| Assigned task |
Copy out all lines in the data below containing the string "image".

= = = =

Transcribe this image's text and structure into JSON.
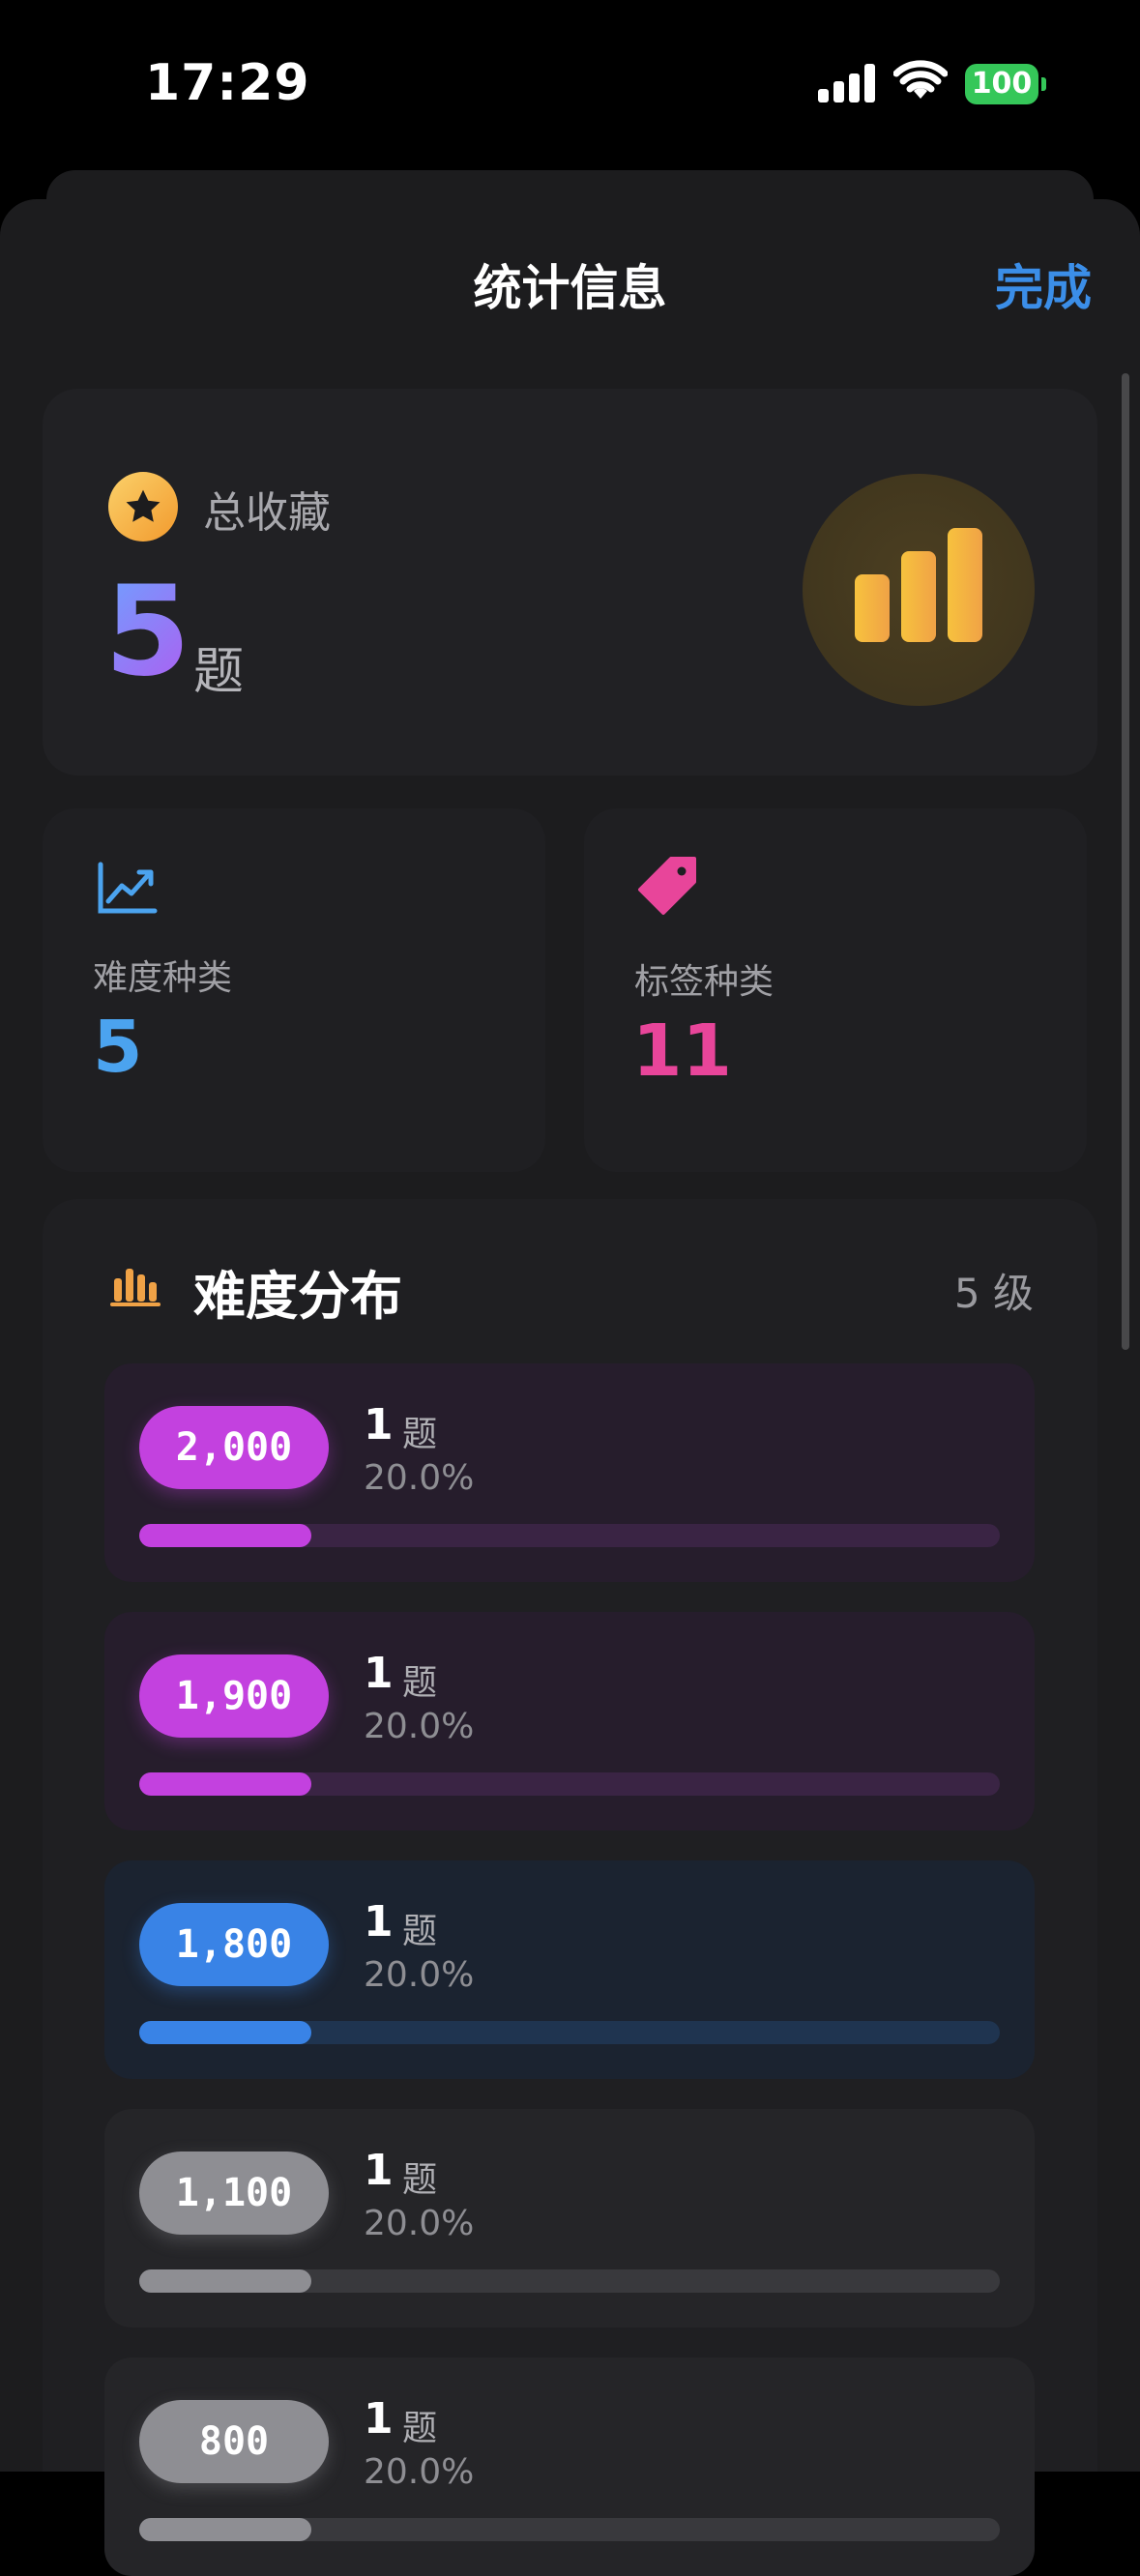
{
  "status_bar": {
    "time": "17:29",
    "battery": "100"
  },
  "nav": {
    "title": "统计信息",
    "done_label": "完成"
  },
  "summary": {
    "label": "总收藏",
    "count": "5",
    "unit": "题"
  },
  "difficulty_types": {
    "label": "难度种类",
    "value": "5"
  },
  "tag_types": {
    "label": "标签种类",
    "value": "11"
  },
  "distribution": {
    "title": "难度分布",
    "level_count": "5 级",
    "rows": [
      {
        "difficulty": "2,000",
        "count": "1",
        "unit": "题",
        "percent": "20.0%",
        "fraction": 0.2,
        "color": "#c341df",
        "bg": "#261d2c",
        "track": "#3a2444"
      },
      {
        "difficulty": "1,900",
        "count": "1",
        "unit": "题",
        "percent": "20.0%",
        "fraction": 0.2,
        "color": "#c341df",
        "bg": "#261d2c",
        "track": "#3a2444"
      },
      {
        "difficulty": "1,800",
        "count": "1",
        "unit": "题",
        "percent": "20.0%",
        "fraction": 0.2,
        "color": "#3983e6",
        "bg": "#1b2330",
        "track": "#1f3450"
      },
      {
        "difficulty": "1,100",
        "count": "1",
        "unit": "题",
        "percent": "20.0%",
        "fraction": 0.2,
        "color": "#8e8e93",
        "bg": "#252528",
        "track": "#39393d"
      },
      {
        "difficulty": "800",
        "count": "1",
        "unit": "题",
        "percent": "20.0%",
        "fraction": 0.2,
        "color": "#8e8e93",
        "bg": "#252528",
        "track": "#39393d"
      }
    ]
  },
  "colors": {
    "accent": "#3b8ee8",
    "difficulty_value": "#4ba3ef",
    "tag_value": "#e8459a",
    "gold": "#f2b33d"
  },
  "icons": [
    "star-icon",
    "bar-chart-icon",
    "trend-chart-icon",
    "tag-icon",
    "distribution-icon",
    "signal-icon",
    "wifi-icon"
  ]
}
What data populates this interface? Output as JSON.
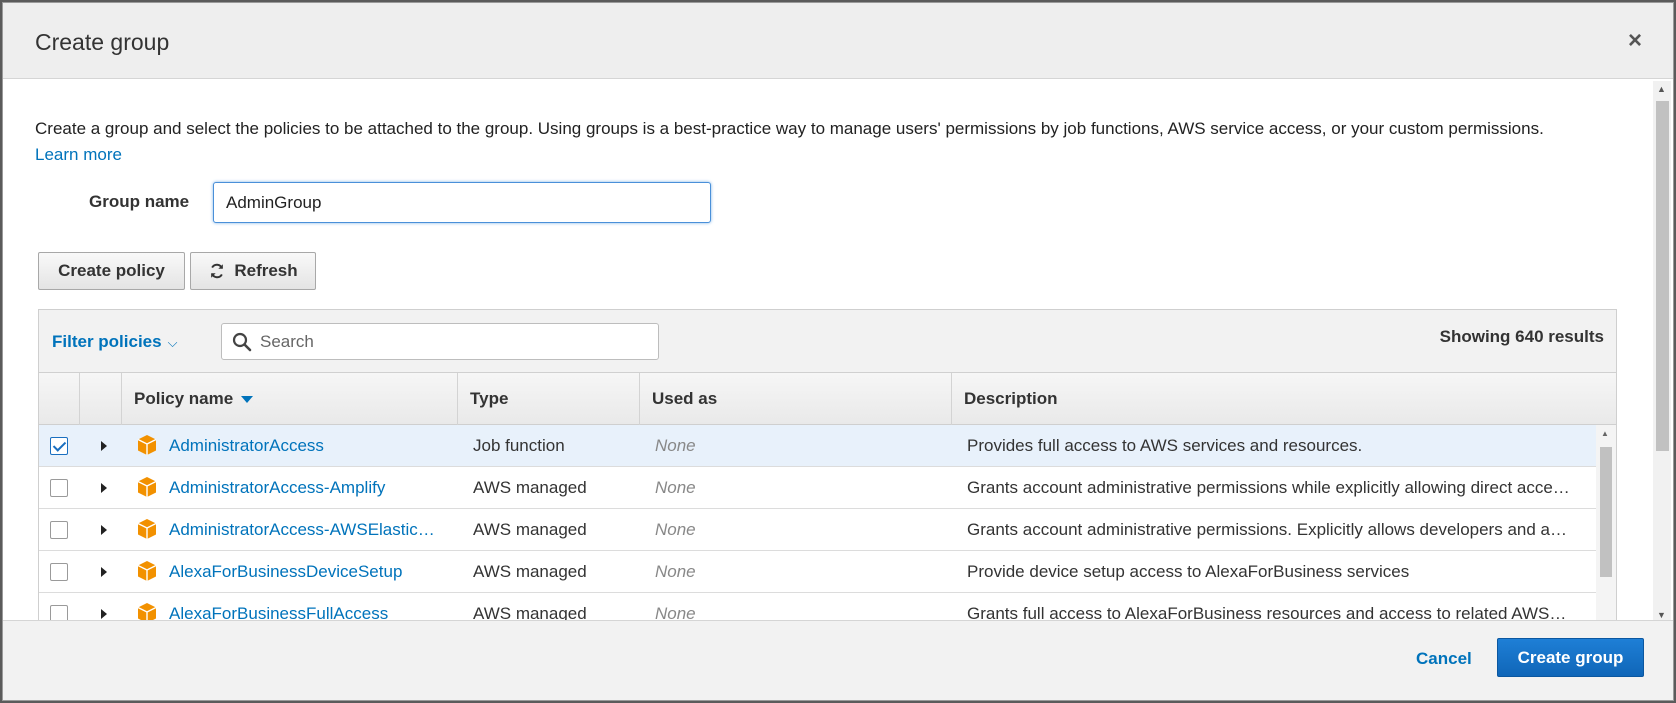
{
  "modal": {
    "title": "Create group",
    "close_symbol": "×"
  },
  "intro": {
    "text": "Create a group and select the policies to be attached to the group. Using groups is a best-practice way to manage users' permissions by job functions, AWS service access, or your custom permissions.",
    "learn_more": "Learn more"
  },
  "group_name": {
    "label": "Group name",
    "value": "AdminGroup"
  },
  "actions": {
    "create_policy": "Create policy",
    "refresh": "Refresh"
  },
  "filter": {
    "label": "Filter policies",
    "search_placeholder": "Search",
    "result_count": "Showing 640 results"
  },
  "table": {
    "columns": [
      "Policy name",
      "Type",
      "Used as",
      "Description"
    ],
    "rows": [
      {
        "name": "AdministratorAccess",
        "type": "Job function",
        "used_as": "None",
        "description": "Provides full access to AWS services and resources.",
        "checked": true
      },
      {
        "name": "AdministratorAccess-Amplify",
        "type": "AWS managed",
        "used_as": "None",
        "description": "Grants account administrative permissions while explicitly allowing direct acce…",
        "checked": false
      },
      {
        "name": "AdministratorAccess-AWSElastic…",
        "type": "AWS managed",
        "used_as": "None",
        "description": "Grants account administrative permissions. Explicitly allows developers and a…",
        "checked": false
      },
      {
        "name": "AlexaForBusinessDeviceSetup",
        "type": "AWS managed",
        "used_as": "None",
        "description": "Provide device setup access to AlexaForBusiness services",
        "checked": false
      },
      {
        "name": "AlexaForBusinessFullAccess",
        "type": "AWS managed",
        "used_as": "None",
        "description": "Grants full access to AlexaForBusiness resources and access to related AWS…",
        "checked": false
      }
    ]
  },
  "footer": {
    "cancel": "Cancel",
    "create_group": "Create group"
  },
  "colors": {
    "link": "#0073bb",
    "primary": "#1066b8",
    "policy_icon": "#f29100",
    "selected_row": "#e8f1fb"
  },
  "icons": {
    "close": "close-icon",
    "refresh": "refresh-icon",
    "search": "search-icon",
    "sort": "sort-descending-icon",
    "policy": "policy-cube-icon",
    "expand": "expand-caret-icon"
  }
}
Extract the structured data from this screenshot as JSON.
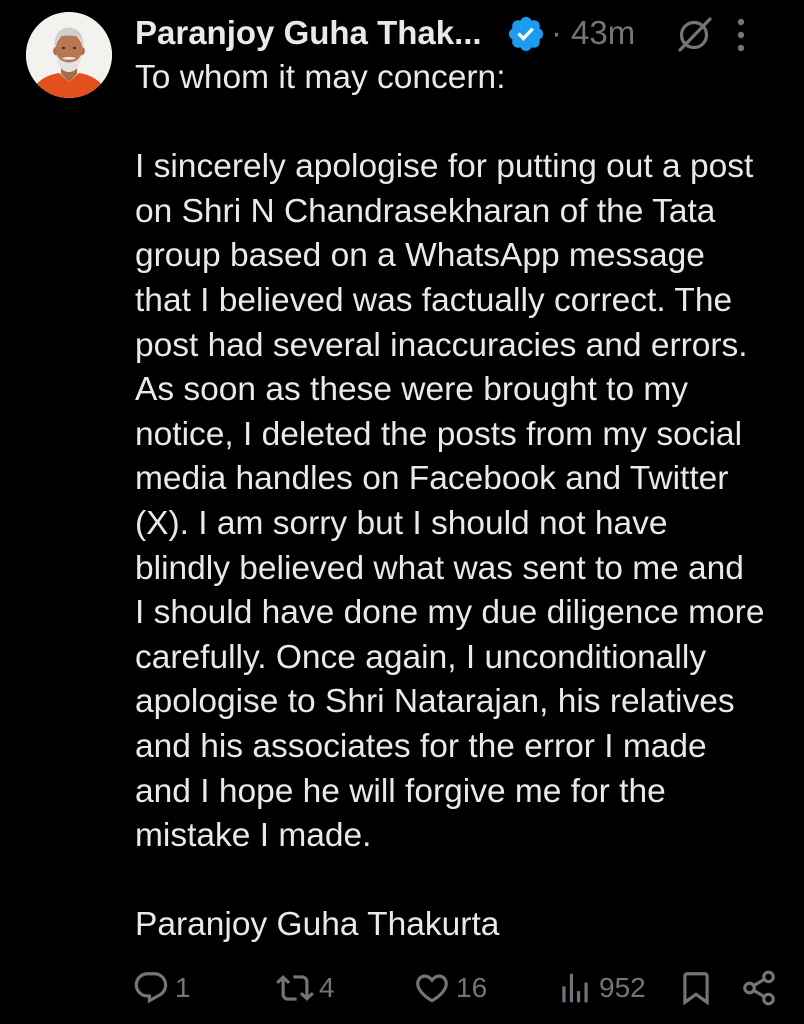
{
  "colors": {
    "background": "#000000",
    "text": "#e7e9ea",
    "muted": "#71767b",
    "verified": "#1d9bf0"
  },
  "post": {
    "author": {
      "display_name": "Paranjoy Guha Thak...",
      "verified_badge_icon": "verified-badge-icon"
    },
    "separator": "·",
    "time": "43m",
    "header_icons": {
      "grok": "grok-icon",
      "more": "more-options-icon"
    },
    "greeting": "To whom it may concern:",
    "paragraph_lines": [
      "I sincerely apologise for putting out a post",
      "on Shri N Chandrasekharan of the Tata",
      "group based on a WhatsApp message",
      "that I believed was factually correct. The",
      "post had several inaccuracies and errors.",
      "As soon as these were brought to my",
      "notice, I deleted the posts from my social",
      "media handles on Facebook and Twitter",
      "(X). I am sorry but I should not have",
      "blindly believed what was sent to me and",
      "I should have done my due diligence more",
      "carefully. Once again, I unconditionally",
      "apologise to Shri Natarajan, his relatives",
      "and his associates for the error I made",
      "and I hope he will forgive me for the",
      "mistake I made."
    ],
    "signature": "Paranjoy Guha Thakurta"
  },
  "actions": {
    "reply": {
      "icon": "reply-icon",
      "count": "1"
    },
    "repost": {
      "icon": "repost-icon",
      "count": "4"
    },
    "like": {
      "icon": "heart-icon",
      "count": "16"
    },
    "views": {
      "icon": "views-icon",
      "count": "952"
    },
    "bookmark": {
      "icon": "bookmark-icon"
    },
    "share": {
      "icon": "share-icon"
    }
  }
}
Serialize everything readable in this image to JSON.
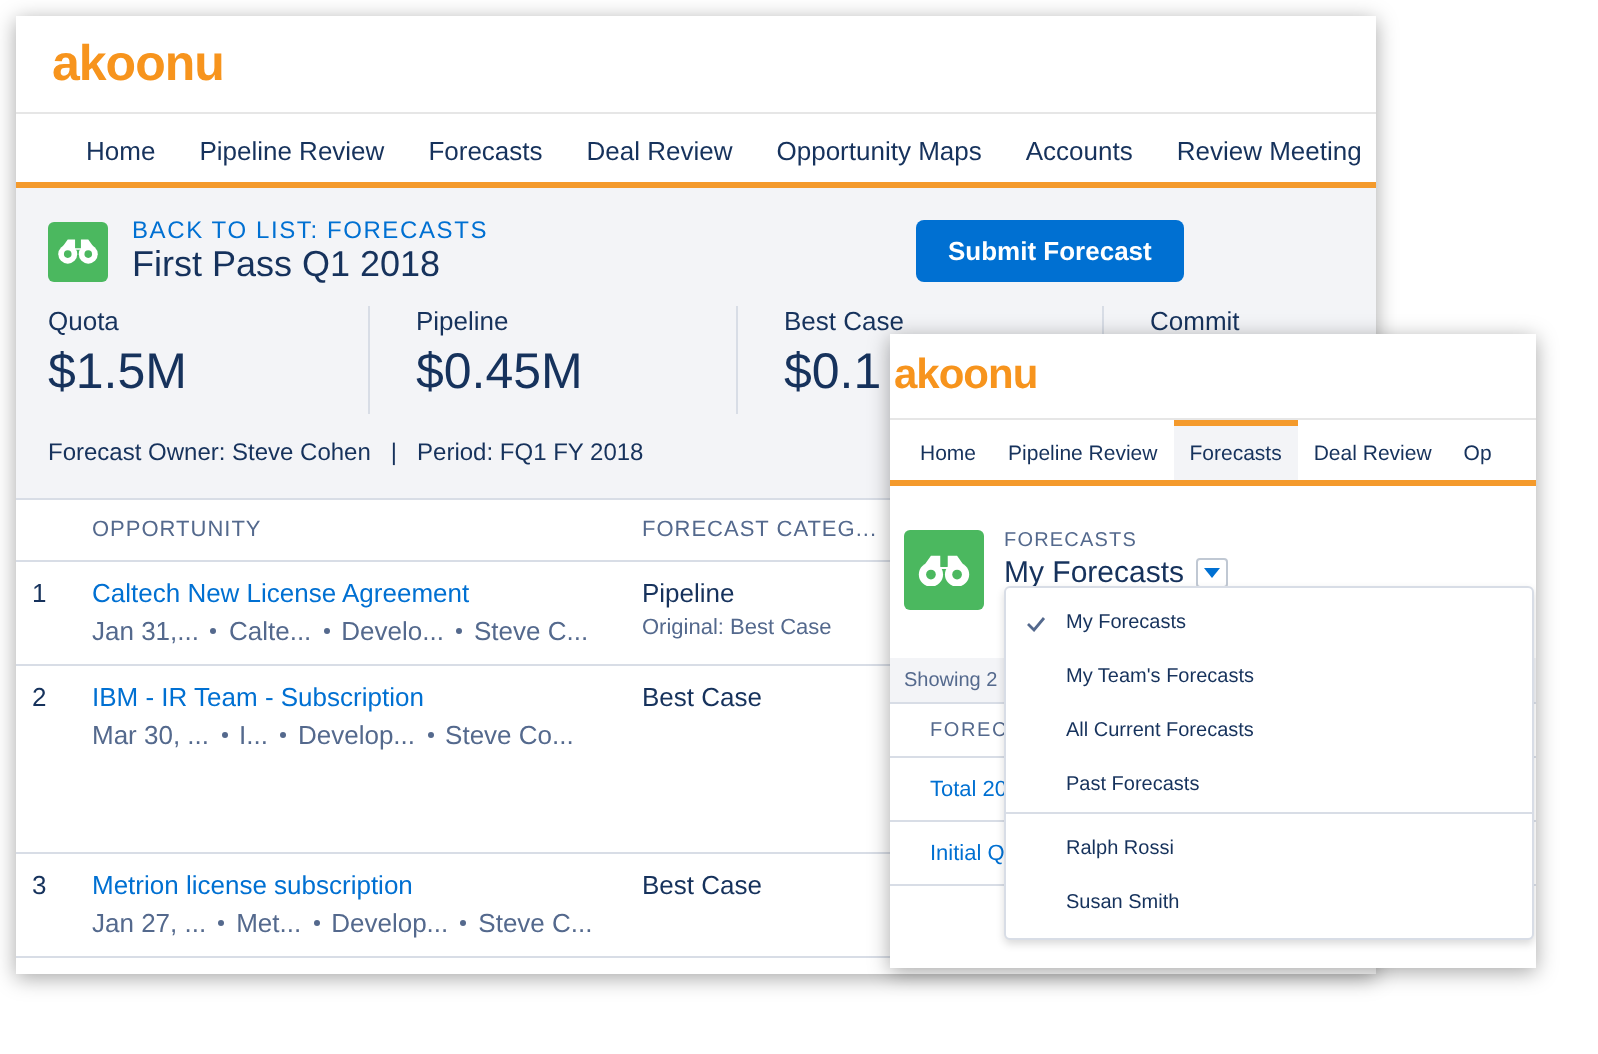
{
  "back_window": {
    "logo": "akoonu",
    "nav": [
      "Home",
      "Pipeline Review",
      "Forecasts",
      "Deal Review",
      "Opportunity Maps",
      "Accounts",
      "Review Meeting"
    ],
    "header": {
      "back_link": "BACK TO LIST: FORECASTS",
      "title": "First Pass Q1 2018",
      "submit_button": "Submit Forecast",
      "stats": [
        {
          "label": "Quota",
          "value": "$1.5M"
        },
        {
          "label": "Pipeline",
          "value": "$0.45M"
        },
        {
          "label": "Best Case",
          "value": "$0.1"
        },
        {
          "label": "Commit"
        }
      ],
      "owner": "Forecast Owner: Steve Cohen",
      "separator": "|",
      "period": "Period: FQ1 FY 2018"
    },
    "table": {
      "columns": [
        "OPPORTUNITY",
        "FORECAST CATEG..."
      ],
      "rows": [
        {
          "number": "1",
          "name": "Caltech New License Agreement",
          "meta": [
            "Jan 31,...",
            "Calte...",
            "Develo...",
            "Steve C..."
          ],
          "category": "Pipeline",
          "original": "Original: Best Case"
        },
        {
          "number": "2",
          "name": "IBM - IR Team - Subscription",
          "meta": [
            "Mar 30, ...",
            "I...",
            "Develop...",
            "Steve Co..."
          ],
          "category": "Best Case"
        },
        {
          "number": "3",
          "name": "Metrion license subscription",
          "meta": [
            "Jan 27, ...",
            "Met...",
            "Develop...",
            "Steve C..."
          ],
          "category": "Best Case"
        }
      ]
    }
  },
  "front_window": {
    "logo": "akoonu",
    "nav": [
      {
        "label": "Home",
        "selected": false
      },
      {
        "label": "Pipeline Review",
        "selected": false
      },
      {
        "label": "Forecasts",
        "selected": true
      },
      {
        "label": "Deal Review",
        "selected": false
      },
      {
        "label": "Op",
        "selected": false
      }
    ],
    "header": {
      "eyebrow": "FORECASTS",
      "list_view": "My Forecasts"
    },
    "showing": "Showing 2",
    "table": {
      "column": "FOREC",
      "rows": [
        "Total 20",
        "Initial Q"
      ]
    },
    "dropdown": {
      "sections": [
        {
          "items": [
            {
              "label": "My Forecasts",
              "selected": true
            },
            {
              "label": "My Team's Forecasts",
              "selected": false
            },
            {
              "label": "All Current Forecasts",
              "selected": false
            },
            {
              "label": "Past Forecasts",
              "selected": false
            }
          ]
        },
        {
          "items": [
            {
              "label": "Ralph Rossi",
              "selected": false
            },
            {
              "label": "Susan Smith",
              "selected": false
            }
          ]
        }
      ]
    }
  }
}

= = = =

| Output below |
Transcribe this image's text and structure into JSON.
Serialize everything readable in this image to JSON.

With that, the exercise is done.